Zuckerman Receives the NAS Michael and Sheila Held Prize

January 22, 2024 • by Marc Airhart

David Zuckerman is a professor of computer science whose research focuses primarily on pseudorandomness and the role of randomness in computing.

A scientisti sits at a desk writing

David Zuckerman. Credit: Nolan Zunk.

The National Academy of Sciences will honor University of Texas at Austin computer scientist David Zuckerman with the Michael and Sheila Held Prize at its annual meeting on April 28. 

Given annually since 2018, the Held Prize recognizes “outstanding, innovative, creative and influential research in the areas of combinatorial and discrete optimization, or related parts of computer science.”

Zuckerman and co-recipient Eshan Chattopadhyay from Cornell University are being honored for their groundbreaking work on randomness extraction and Ramsey graph construction, which has advanced theoretical computer science. This $100,000 prize is intended to recognize recent work (defined as published within the last eight years).

Zuckerman is a professor whose research focuses primarily on pseudorandomness and the role of randomness in computing. He is perhaps best known for his work on randomness extractors and their applications, an area that his early work pioneered. He helped develop a new method of producing random numbers that could improve cybersecurity. His other research interests include coding theory, distributed computing, cryptography, inapproximability and other areas of complexity theory.

Using an innovative and creative approach, Chattopadhyay and Zuckerman solved a longstanding open problem by introducing an algorithm that combines two independent low-quality random sources to create one high-quality random source. Previous attempts needed at least one of the two input sources to be of moderately high-quality. The new algorithm, called a two-source extractor, also gives a major improvement to an important mathematical problem in Ramsey Theory.

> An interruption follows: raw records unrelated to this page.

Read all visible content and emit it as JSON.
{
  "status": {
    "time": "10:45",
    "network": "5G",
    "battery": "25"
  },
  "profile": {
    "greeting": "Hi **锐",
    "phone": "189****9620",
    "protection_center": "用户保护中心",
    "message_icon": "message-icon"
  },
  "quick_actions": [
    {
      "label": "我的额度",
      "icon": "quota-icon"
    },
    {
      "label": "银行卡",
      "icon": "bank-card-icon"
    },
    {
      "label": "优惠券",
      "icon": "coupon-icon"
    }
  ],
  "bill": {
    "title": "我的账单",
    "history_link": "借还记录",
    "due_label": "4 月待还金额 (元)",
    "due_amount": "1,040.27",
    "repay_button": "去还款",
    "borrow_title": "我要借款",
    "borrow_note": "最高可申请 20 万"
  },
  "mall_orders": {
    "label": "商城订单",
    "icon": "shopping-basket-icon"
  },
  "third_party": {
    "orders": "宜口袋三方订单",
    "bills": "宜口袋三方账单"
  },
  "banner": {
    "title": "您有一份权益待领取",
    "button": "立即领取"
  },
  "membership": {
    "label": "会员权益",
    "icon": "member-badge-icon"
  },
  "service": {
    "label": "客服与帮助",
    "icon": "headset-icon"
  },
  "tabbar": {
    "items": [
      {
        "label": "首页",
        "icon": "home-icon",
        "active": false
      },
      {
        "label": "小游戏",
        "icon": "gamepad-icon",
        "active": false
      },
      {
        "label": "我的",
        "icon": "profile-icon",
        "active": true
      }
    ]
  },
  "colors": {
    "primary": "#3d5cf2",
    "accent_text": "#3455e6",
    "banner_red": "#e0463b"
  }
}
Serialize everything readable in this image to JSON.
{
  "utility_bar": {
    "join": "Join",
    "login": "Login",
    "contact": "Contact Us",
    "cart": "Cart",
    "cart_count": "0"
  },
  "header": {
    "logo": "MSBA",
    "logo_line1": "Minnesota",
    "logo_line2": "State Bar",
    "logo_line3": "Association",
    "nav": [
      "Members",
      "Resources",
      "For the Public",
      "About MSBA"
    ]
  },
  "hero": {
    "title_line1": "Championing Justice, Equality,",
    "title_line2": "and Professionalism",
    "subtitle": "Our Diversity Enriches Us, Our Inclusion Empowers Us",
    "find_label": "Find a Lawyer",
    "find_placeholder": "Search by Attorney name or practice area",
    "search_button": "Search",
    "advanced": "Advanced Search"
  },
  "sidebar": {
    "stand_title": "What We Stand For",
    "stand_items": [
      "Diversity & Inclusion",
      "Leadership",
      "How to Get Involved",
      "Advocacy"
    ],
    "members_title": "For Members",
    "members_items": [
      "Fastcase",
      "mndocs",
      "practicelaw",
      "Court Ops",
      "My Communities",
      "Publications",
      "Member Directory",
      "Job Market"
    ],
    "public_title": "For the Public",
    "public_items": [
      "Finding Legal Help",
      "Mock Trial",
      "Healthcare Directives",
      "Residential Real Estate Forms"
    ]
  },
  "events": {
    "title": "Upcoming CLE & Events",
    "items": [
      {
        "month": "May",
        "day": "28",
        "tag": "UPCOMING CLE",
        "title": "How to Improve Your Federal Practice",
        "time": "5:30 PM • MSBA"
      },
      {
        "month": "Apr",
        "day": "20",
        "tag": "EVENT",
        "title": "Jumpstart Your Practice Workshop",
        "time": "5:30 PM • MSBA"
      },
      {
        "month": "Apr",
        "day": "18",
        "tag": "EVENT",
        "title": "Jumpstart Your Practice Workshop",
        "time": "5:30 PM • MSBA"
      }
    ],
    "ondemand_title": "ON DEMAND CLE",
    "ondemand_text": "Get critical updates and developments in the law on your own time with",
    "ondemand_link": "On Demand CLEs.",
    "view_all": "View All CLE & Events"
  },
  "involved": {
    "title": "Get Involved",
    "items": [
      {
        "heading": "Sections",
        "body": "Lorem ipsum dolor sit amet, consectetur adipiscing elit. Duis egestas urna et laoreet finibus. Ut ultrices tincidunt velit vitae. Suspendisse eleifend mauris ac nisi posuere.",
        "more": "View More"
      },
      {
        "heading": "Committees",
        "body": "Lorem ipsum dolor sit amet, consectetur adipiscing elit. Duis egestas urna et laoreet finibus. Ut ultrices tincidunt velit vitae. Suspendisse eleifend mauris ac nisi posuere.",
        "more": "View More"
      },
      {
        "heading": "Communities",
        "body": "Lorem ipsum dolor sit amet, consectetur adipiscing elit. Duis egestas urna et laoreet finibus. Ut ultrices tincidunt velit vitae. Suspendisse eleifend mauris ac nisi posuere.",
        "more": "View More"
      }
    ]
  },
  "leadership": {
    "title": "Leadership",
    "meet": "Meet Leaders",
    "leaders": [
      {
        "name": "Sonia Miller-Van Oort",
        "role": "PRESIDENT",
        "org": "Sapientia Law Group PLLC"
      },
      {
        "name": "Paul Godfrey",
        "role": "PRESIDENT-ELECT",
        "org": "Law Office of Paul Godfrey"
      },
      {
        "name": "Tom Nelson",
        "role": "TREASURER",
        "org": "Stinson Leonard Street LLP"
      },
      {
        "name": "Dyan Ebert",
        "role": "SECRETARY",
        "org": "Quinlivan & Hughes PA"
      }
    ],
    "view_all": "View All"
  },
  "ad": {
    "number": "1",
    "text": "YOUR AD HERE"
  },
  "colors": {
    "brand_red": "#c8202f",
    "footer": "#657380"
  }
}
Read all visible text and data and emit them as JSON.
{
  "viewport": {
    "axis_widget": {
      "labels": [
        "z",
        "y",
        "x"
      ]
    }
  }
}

Zuckerman was previously elected as an Association for Computing Machinery (ACM) Fellow and a Simons Foundation Investigator, and he has been awarded a Guggenheim Fellowship, a Radcliffe Institute Fellowship, a Packard Fellowship for Science and Engineering, a Sloan Research Fellowship and a National Science Foundation Young Investigator Award.

The two recipients join 18 other individuals being recognized by the NAS this year for extraordinary scientific achievements in a wide range of fields spanning the physical, biological, social and medical sciences.

The National Academy of Sciences is a private, nonprofit institution that was established under a congressional charter signed by President Abraham Lincoln in 1863. It recognizes achievement in science by election to membership, and — with the National Academy of Engineering and the National Academy of Medicine — provides science, engineering and health policy advice to the federal government and other organizations.